- Korea’s exports grow 4% to $44.9 billion in February 2018-03-02
The Ministry of Trade, Industry and Energy (MOTIE) announced on March 1 that Korea’s exports in February grew 4 percent year-on-year to USD 44.9 billion. This was despite 2.5 fewer working days in February this year compared with the same month in 2017 because of the Seollal holiday.
Exports of goods increased for 16 consecutive months for the first time in 74 months since December 2011. The average daily exports of goods rose 17.3 percent to $2.3 billion from a year earlier, achieving growth for 15 straight months. Won-denominated exports decreased 2 percent to 48.4 trillion won due to strong won.
Imports expanded 14.8 percent to $41.6 billion and trade surplus stood at $3.3 billion, remaining positive for 73 consecutive months.
Trade, Industry and Energy Minister Paik Ungyu appreciated the increase in exports for the 16th consecutive month despite challenging export conditions.
"The Trade Ministry will make every effort to maintain export growth by taking pre-emptive measures against downside risks for exports," Minister Paik said.
A closer look at exports shows that five out of Korea’s 13 major export items saw growth. They are semiconductors, computers and peripheral devices, petroleum products, ships, and petrochemicals. Exports of the first four categories expanded at double-digit rates.
Semiconductor exports soared 40.8 percent year-on-year to $9 billion, achieving the 17th consecutive growth and posting a record high for February. This growth was due to continued high prices for dynamic random-access memory (DRAM) chips and greater demand for NAND flash memory chips used in smartphones.
Computer and peripheral device exports jumped 29.5 percent to $858 million, also recording a record high for February, on the back of strong demand for high-volume, high-performance servers and data centers as well as the launch of new products, such as more advanced solid-state drives (SSDs).
Overseas shipments of petrochemicals and petroleum products expanded 6.3 percent to $4.1 billion and 15.8 percent to $3.4 billion, respectively. This is attributable to rising oil prices. In addition, exports of ships jumped 40.3 percent to $2.7 billion.

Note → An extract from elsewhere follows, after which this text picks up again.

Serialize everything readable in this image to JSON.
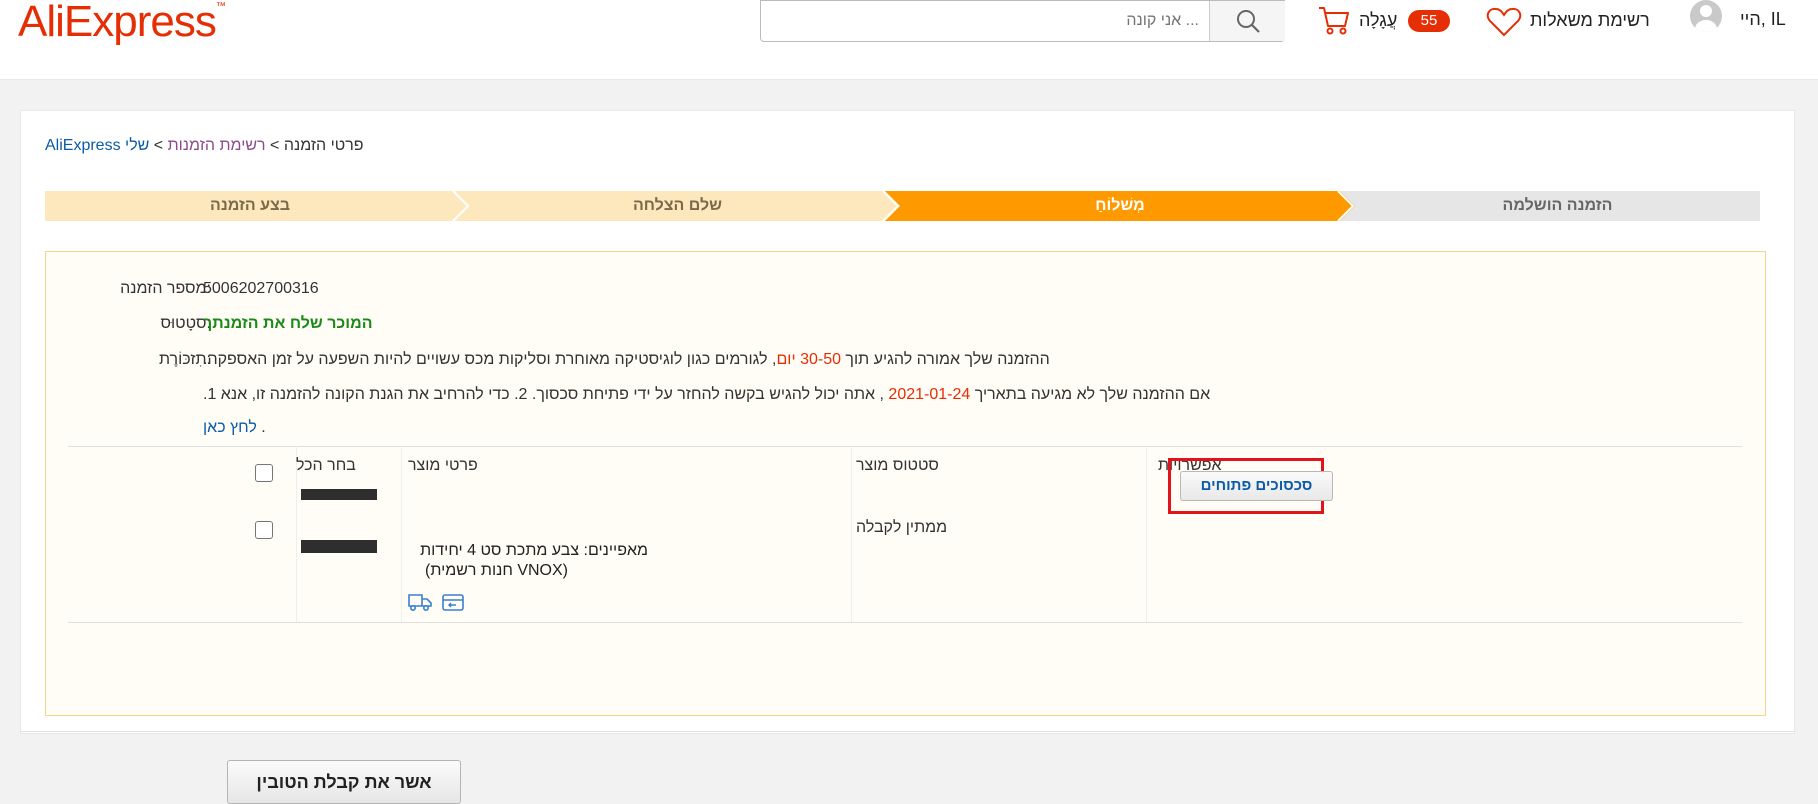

Meanwhile, exports of general machinery, automobiles, automobile parts, displays, steel, textiles, wireless communication devices, and home appliance declined.
Among outbound shipments of high-value, high-tech products that the Ministry keeps track of, multi-chip package (MCP) and SSD exports surged 74.2 percent to $2.2 billion and 65.2 percent to $599 million, respectively, while organic light-emitting diode (OLED) exports saw a year-on-year decrease of 8.4 percent to $563 million.
The double-digit growth of MCP exports was mainly due to continued expansion of semiconductor usage and their storage capacity while that of SSD exports was largely because of Korean firms’ launch of new models as well as high demand for high-volume, high-performance secondary storage devices. The decline in OLED exports, on the other hand, was caused by the fewer working days in February and lower demand for OLEDs resulted from the smartphone market maturity.
Exports of goods to most regions increased. In particular, those to Japan, the European Union, Australia, and Vietnam posted double-digit year-on-year growths of 21.6 percent, 17.8 percent, 16.5 percent, and 14.2 percent, respectively. Meanwhile, outbound shipments to Central and South America, the Middle East, and the United States saw year-on-year decreases of 4.9 percent, 9.6 percent, and 10.7 percent.
Imports rose 14.8 percent to $41.6 billion, recording the 16th consecutive growth for the first time in 72 months since February 2012. Inbound shipments of semiconductor manufacturing equipments and computer storage devices increased because of investment in production facilities and expansion of domestic production while those of crude oil and liquefied natural gas expanded due to the rise in oil and commodity prices.